MATERIAL FOR THIS TASK:
• • • • •
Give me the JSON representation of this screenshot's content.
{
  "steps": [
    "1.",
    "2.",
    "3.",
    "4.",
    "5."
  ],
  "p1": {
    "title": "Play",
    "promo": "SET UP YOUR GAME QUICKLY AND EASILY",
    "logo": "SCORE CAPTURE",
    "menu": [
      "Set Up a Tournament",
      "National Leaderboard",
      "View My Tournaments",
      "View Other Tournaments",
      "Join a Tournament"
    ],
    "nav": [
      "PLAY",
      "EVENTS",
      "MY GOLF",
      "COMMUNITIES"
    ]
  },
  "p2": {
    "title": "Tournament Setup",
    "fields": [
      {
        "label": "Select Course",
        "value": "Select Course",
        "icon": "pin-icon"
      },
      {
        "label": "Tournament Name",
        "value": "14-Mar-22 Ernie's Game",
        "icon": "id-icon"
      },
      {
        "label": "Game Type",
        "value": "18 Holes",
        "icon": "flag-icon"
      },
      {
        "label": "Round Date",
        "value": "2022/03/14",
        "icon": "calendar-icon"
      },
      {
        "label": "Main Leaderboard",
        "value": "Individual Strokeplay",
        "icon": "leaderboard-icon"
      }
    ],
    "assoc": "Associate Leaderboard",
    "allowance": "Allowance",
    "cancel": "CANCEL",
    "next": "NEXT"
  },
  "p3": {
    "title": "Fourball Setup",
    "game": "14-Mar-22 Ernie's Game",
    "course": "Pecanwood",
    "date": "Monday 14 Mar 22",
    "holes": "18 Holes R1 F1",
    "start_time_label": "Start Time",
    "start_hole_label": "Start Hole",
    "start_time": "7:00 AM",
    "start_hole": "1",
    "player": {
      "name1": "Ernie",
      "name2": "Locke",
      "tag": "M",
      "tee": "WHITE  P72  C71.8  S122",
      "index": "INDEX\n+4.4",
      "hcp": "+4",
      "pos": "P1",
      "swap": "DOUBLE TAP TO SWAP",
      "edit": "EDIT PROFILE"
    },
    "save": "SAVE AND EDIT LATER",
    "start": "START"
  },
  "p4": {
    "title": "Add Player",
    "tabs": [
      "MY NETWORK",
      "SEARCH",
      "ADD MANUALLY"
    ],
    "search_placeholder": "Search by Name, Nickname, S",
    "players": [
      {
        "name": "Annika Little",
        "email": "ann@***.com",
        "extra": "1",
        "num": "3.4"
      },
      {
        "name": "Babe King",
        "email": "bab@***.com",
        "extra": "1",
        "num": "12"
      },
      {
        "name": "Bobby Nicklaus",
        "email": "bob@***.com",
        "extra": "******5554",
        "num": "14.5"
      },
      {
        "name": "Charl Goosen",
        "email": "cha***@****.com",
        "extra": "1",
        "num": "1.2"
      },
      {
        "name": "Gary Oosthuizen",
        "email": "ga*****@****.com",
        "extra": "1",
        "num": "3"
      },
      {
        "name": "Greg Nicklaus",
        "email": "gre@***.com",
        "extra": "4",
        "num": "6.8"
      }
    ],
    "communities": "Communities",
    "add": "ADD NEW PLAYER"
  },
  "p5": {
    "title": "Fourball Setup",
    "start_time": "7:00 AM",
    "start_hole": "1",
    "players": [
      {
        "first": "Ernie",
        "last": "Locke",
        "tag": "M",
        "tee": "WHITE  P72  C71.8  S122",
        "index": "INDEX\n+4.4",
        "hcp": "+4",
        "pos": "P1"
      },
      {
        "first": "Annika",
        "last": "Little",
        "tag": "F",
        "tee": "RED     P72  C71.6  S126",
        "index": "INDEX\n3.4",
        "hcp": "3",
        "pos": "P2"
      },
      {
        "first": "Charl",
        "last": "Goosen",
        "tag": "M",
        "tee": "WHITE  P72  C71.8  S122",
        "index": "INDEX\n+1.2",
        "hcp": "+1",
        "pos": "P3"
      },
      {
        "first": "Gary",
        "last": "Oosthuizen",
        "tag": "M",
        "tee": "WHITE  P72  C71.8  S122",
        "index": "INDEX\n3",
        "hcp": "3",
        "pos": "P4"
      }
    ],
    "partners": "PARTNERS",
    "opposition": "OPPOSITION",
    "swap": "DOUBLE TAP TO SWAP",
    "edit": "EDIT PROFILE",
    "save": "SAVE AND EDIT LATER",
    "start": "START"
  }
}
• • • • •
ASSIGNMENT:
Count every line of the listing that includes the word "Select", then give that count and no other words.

WRITTEN SOLUTION:
2